UPDATED: This story has been corrected to reflect that about 10 percent of former Dewey partners have switched law firms twice since departing.
Hogan Lovells is set to announce on Wednesday that it has hired Joseph Tato, the onetime chair of Dewey & LeBoeuf’s global project and infrastructure practice, Big Law Business has learned.
Tato joins from DLA Piper , a firm he joined in 2012 – just two weeks before Dewey’s bankruptcy. At that time, Dewey was teetering on the brink of collapse, and its lawyers were forced to call headhunters, who placed hundreds of lawyers at various firms, all in a matter of several frenzied months.
Now, lawyers such as Tato are showing that some of those placements, made hastily, aren’t working out: About 30 of Dewey’s 300 partners have switched firms twice – once when the firm collapsed around May 2012 – then a second time only months later, according to a Big Law Business analysis.
Tato—who is bringing his colleague, Andrianne Payson, also located in New York—is leaving because client conflicts arose at the 4,200-lawyer legal behemoth DLA Piper, according to a person who works with Tato. Other former Dewey partners have switched firms over strategic disputes, cultural conflicts and various other reasons. Taken together, the moves show how Dewey’s unexpected and sudden spiral into bankruptcy in the spring of 2012, which has been attributed to mismanagement of firm finances and led to criminal indictments , is still sending tremors through the lateral market.
“Like the divorce rate, after you make one, (you’re) more likely to make another,” said Michael Allen, managing principal of Lateral Link, of lateral mobility.
Tato and Payson both declined to provide statements for this article.
In a statement, DLA Piper said: “Joe and Andrianne have been great partners and members of the firm. This is a dynamic market with significant lateral opportunities at various stages of one’s career, a trend that is an important part of our own growth strategy and one on which we continue to capitalize. We wish them all the best.”

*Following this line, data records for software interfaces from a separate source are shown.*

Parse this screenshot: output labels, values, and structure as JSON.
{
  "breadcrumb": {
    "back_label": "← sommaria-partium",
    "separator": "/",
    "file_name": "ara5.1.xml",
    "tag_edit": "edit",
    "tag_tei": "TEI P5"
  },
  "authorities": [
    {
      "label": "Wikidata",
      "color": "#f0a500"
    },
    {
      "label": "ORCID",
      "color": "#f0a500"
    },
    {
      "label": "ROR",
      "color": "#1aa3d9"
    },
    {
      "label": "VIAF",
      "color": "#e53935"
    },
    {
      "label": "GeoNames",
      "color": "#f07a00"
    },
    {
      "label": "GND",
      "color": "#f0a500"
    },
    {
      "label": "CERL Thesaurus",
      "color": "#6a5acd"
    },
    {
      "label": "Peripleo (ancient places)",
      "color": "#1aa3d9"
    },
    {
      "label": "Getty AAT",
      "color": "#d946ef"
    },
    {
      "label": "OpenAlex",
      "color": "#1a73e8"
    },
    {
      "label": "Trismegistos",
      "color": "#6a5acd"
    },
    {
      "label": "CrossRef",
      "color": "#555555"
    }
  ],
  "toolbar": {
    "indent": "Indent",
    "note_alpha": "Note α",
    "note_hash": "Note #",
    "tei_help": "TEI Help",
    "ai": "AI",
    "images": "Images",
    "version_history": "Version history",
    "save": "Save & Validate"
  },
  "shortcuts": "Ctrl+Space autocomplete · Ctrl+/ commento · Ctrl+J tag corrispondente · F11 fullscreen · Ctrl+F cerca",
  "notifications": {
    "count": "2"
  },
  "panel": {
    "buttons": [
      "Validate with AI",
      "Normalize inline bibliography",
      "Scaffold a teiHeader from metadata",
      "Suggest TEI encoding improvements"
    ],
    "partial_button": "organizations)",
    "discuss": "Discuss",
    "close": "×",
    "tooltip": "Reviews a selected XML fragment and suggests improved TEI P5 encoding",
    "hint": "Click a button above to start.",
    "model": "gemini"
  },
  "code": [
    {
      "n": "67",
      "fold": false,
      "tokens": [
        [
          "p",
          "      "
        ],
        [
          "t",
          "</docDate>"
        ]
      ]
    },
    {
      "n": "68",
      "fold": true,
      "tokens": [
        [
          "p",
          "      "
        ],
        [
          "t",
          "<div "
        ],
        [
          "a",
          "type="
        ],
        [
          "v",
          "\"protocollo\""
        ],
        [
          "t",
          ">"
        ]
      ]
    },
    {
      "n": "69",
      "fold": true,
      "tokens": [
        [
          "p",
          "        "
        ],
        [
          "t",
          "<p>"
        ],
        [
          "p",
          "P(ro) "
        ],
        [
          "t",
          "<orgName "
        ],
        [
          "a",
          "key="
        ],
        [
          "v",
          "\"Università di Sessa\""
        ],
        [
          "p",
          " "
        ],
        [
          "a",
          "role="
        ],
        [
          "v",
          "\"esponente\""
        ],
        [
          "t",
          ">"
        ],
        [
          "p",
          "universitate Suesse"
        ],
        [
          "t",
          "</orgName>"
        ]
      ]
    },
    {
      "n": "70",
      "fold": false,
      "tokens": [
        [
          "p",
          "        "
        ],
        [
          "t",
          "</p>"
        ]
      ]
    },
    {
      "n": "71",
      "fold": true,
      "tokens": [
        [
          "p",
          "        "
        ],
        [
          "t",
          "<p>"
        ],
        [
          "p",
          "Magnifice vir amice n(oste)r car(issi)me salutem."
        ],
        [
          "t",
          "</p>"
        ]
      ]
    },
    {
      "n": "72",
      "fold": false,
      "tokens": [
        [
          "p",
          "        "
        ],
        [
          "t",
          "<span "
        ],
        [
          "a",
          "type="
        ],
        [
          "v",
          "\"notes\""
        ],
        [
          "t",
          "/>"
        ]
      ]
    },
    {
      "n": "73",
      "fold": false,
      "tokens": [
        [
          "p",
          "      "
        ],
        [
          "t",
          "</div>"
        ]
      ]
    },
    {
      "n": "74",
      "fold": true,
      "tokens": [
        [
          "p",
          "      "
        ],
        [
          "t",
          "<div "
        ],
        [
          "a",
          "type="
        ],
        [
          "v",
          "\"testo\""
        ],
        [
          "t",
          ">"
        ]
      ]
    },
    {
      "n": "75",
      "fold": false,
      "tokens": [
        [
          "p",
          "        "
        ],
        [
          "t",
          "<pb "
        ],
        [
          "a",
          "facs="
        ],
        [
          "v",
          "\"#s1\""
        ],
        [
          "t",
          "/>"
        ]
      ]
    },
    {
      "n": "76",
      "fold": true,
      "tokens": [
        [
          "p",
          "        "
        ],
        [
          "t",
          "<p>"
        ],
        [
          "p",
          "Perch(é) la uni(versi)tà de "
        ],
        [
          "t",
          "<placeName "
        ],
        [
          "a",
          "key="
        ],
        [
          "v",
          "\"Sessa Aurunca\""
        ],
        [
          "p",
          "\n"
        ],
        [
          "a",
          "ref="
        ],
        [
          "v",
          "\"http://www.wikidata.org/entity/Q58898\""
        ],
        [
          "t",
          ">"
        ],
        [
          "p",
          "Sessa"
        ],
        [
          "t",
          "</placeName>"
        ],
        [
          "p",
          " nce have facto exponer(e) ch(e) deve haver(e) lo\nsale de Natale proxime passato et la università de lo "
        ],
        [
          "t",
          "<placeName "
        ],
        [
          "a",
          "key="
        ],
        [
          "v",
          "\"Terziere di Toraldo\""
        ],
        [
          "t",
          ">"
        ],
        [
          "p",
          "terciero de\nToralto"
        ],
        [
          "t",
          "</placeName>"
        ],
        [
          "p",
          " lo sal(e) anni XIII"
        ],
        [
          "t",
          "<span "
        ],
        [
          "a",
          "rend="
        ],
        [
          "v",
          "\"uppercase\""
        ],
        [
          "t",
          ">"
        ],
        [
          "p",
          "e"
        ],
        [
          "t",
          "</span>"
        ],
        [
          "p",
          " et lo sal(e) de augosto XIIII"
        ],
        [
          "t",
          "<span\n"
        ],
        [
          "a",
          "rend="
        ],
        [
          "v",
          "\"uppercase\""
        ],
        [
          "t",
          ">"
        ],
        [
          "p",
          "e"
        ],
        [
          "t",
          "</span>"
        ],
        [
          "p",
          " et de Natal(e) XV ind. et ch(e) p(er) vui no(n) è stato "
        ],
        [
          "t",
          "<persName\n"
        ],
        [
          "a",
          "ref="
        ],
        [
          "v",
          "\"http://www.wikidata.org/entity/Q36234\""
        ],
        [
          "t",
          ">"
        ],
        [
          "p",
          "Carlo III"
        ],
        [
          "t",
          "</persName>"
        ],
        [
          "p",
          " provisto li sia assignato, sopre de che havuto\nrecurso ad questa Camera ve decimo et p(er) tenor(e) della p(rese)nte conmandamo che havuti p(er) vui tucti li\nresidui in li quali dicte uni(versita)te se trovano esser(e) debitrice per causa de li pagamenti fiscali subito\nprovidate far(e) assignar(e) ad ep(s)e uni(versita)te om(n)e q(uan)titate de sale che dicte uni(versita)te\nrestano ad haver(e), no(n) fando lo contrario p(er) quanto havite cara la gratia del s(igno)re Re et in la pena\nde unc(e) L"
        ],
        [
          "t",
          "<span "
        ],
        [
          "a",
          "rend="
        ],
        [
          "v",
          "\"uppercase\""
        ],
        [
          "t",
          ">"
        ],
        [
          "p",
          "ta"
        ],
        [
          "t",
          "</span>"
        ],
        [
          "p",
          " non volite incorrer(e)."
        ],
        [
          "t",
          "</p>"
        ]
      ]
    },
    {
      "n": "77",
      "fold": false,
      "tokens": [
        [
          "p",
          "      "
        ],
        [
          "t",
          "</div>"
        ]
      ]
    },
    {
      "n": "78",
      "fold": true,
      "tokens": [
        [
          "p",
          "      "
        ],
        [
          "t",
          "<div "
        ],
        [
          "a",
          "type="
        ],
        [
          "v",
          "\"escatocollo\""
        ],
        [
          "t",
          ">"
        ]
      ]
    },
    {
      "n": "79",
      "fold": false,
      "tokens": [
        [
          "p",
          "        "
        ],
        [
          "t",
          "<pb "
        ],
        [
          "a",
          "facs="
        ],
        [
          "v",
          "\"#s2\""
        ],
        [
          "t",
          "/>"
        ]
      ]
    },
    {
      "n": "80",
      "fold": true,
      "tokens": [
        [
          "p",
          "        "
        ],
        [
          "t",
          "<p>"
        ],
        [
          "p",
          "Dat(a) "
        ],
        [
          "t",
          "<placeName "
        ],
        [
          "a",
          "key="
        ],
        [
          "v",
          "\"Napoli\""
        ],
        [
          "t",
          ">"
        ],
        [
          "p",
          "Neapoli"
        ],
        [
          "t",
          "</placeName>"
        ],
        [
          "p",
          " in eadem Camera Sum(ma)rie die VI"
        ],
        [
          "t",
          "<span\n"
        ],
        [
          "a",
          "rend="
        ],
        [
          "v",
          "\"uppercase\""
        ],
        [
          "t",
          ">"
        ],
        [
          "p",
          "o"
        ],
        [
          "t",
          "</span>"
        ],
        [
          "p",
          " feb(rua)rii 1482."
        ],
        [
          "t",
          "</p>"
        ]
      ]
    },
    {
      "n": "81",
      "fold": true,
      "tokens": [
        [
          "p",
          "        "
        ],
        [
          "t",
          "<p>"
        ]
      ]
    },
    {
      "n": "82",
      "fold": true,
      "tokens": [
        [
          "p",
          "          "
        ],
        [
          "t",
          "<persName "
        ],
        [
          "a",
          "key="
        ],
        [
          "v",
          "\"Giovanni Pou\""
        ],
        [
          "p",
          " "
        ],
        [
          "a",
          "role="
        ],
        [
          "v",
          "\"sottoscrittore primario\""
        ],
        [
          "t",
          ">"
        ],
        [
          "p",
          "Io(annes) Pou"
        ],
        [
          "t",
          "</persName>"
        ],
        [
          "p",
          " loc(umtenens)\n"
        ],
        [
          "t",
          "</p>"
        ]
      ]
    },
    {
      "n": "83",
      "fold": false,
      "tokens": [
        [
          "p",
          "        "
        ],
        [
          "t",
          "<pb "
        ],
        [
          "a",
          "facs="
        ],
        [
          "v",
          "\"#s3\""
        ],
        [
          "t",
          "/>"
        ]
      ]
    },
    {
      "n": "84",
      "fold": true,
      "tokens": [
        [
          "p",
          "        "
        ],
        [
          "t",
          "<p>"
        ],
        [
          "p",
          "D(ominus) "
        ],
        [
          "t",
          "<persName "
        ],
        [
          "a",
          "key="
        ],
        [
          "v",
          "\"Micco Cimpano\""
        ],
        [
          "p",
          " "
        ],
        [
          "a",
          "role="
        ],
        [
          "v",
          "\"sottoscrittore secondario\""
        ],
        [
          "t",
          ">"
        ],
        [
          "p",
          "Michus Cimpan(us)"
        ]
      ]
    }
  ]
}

Tato advises power producers, investors, banks and governments in development and finance of power, oil and gas, LNG, telecommunications and other infrastructure projects in the U.S., Africa, Latin America and Europe, according to his website profile.
There have been other notable former Dewey partners who switched firms, too. Last spring, Paul Hastings hired John Cobb, who had chaired Dewey’s leveraged finance practice and served a short-lived stint at Weil Gotshal & Manges as a partner, advising banks, investors and mezzanine funds.
A year earlier, Eversheds hired Zhu Clark, the head of Dewey’s Beijing operations who had found a temporary home at Morgan Lewis & Bockius.
Of course, the turnover rate at law firms would be high even excluding all the Dewey partners that moved, said Robin Miller, a headhunter in Manhattan who estimated that three to five years has become a standard amount of time at the largest 100 U.S. firms.
Yet former Dewey lawyers who have changed jobs said that the rapid demise of Dewey led to poor decision-making in their search process. “Everyone had a gun to their head, and you had to do something,” said one former Dewey partner who commented on the condition of anonymity.
“You had to have the right firm lining up, with the right offer, at the right time,” the source said. “There were a lot of good lawyers, and people had good opportunities, but they were doing it very hastily.”
Click here to view a LinkedIn group of Dewey & LeBoeuf alumni that announces the shuffling of former Dewey members.